Chan, S.M., and Chan, K-W. (2011). Adolescents’ susceptibility to peer pressure: Relations to parent-adolescent relationship and adolescents’ emotional autonomy from parents. Youth & Society, 45(2), 286-302.

Chein, J., Albert, D., O’Brien, L., Uckert, K., and Steinberg, L. (2010). Peers increase adolescent risk taking by enhancing activity in the brain’s reward circuitry. Developmental Science, 14(2), F1-F10.

Faber, A., and Mazlish, E. (2012). How to Talk So Kids Will Listen and Listen So Kids Will Talk. New York: Scribner.

Prinstein, M.J., and Dodge, K.A. (Eds.). (2008). Understanding peer influence in children and adolescents. New York: The Guilford Press.

Scales, P.C., and Leffert, N. (2004). Developmental assets: A synthesis of the scientific research on adolescent development (2nd ed.). Minneapolis, Minn.: Search Institute.

Steinberg, L. (2011). You and Your Adolescent: The Essential Guide for Ages 10-25. New York: Simon & Schuster.

Recommendations for Parents Related to Peer Pressure

In helping children and youth manage the challenges of peer pressure, parents and other adults can focus on the following points:

Set clear rules or boundaries and communicate your expectations. Be clear about things you may ask children not
to do, such as smoking tobacco or using alcohol while under age. Also, be clear about rules such as driving with friends or being home by a curfew. Clear expectations help children know what to do and also give them a reason to resist negative peer pressure.

Become familiar with your child’s friends and peers, as well the friend’s parent(s) or caregiver(s), so you know
them and can influence them. First, get to know your child’s friends and peers, which allows you to let them know your standards and discourage unhealthy peer pressure. Also, make them feel welcome in your home so that your child feels comfortable bringing peers to the home instead of spending time in unsupervised places. Finally, get to know the parent or caregiver of your child’s friends and peers so you can communicate with them as needed.

Help your child discover his or her interests and strengths and develop positive self-confidence. As a child develops skill and confidence in music, sports, academics or other areas, he or she will feel less need to follow the pressure of peers.

Provide opportunities for children and their peers to be involved in games and projects with you at home. Regular opportunities to spend time with you will help them to be a working part of the family, rather than spectators.

Assist your child in managing social pressures and anxieties. Observe your child and ask questions about how he or she is feeling, giving your attention to the peer pressures he or she experiences. Listen and express your support.

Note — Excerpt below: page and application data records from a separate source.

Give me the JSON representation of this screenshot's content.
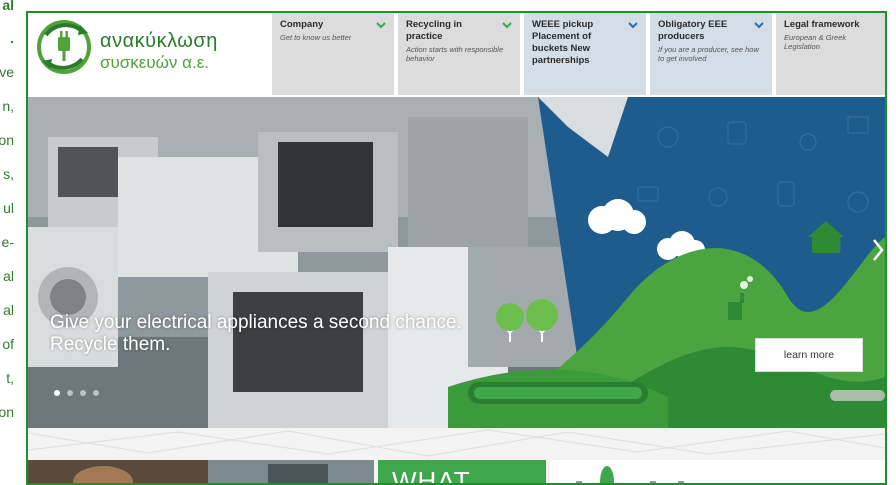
{
  "left_column": {
    "lines": [
      {
        "text": "al",
        "bold": true
      },
      {
        "text": ".",
        "bold": true
      },
      {
        "text": "ve",
        "bold": false
      },
      {
        "text": "n,",
        "bold": false
      },
      {
        "text": "on",
        "bold": false
      },
      {
        "text": "s,",
        "bold": false
      },
      {
        "text": "ul",
        "bold": false
      },
      {
        "text": "e-",
        "bold": false
      },
      {
        "text": "al",
        "bold": false
      },
      {
        "text": "al",
        "bold": false
      },
      {
        "text": "of",
        "bold": false
      },
      {
        "text": "t,",
        "bold": false
      },
      {
        "text": "on",
        "bold": false
      }
    ]
  },
  "logo": {
    "word1": "ανακύκλωση",
    "word2": "συσκευών α.ε."
  },
  "nav": [
    {
      "title": "Company",
      "subtitle": "Get to know us better",
      "chevron": "chevron-down-green"
    },
    {
      "title": "Recycling in practice",
      "subtitle": "Action starts with responsible behavior",
      "chevron": "chevron-down-green"
    },
    {
      "title": "WEEE pickup Placement of buckets New partnerships",
      "subtitle": "",
      "chevron": "chevron-down-blue"
    },
    {
      "title": "Obligatory EEE producers",
      "subtitle": "If you are a producer, see how to get involved",
      "chevron": "chevron-down-blue"
    },
    {
      "title": "Legal framework",
      "subtitle": "European & Greek Legislation",
      "chevron": ""
    }
  ],
  "hero": {
    "caption_line1": "Give your electrical appliances a second chance.",
    "caption_line2": "Recycle them.",
    "button_label": "learn more",
    "slides": 4,
    "active_slide": 1
  },
  "lower": {
    "what_label": "WHAT"
  },
  "colors": {
    "brand_green": "#3ea64b",
    "frame_green": "#1f8f2c",
    "nav_gray": "#dcdcdc",
    "nav_blue": "#d2dde6",
    "hero_blue": "#1e5c8e"
  }
}
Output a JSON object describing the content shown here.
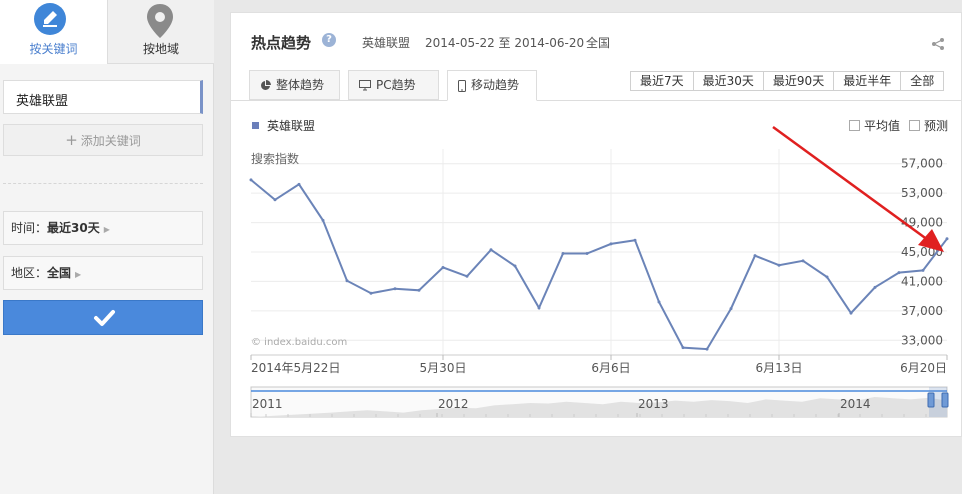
{
  "sidebar": {
    "tab_keyword": "按关键词",
    "tab_region": "按地域",
    "keyword": "英雄联盟",
    "add_keyword": "添加关键词",
    "time_label": "时间：",
    "time_value": "最近30天",
    "region_label": "地区：",
    "region_value": "全国",
    "accent": "#4a89dc"
  },
  "panel": {
    "title": "热点趋势",
    "keyword": "英雄联盟",
    "date_range": "2014-05-22 至 2014-06-20",
    "region": "全国",
    "tabs": [
      {
        "label": "整体趋势",
        "icon": "pie-chart-icon"
      },
      {
        "label": "PC趋势",
        "icon": "monitor-icon"
      },
      {
        "label": "移动趋势",
        "icon": "phone-icon",
        "active": true
      }
    ],
    "ranges": [
      "最近7天",
      "最近30天",
      "最近90天",
      "最近半年",
      "全部"
    ],
    "legend": "英雄联盟",
    "avg_label": "平均值",
    "forecast_label": "预测"
  },
  "chart_data": {
    "type": "line",
    "ylabel": "搜索指数",
    "watermark": "© index.baidu.com",
    "ylim": [
      31000,
      59000
    ],
    "yticks": [
      "57,000",
      "53,000",
      "49,000",
      "45,000",
      "41,000",
      "37,000",
      "33,000"
    ],
    "x_labels": [
      "2014年5月22日",
      "5月30日",
      "6月6日",
      "6月13日",
      "6月20日"
    ],
    "series": [
      {
        "name": "英雄联盟",
        "color": "#6b84b8",
        "values": [
          54800,
          52100,
          54200,
          49300,
          41100,
          39400,
          40000,
          39800,
          42900,
          41700,
          45300,
          43100,
          37400,
          44800,
          44800,
          46100,
          46600,
          38200,
          32000,
          31800,
          37300,
          44500,
          43200,
          43800,
          41600,
          36700,
          40200,
          42200,
          42500,
          46800
        ]
      }
    ],
    "navigator_years": [
      "2011",
      "2012",
      "2013",
      "2014"
    ]
  },
  "annotation": {
    "arrow_color": "#e02020"
  }
}
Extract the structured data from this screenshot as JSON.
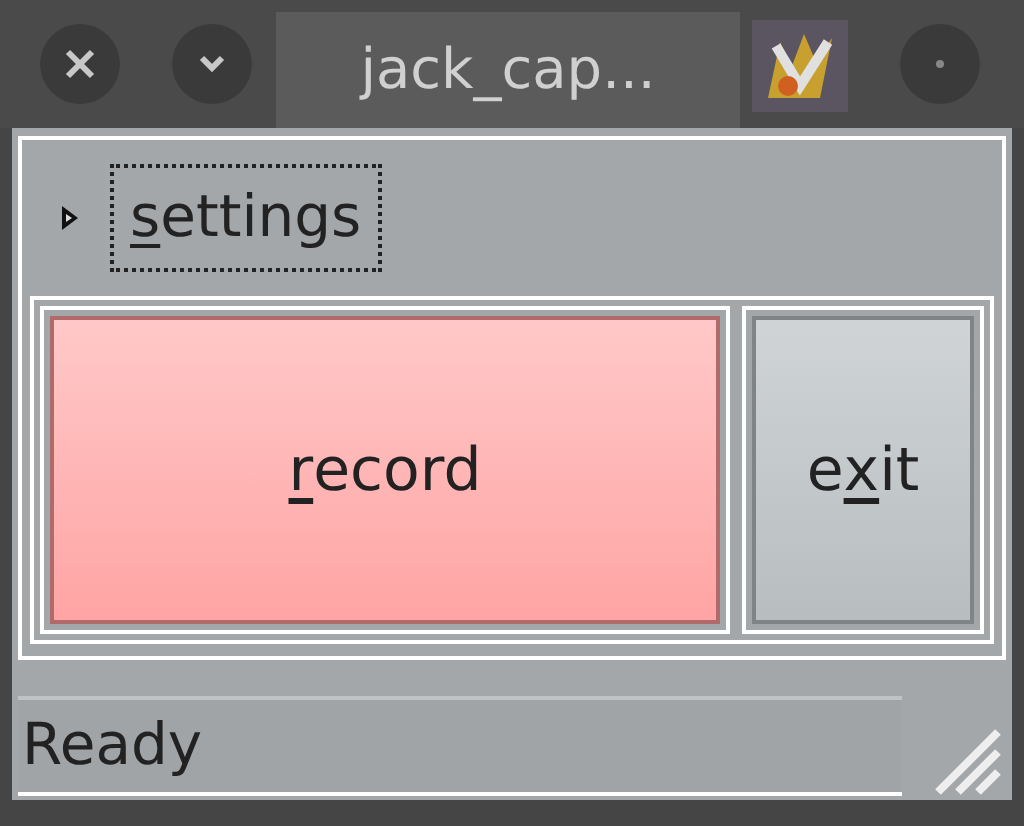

Encourage your child’s independent thinking. Help your child practice making decisions and thinking for himself or herself. Support your child in forming his or her own views and then making healthy decisions.

Teach your child the skills to say “no” if needed, resist negative peer pressure or avoid just following the suggestions of their peers. A strong sense of self can help children make their own choices, develop trust in themselves and act as leaders in a peer group.

Show empathy for your child’s anxieties and the feelings that come with peer pressure. Empathy involves seeing things from a child’s perspective, listening and valuing your child’s feelings. Sharing empathy can help him or her learn to trust his or her own decisions.

Recommended Resources

American Academy of Child and Adolescent Psychiatry – “Facts for Families”

Child Trends

Kids Health – Educational Resources for Kids, Teens and Parents

National 4-H Council – Positive Youth Development

Search InstitutePositive Youth Development, Parent Further Resources

Books

• Building Relationships children’s book series, Julia Cook. Includes Making Friends is an Art! (2012), Cliques Just Don’t Make Sense (2012), Tease Monster: A Book About Teasing vs. Bullying (2013) and Peer Pressure Gauge (2013). Ages 3 to 12.

• Faber, A., and Mazlish, E. (2012). How to Talk So Kids Will Listen and Listen So Kids Will Talk. New York: Scribner.

• Steinberg, L. (2011). You and Your Adolescent: The Essential Guide for Ages 10-25. New York: Simon & Schuster.

 

October 2017

Creative Commons License
Feel free to use and share this content, but please do so under the conditions of our Creative Commons license and our Rules for Use. Thanks.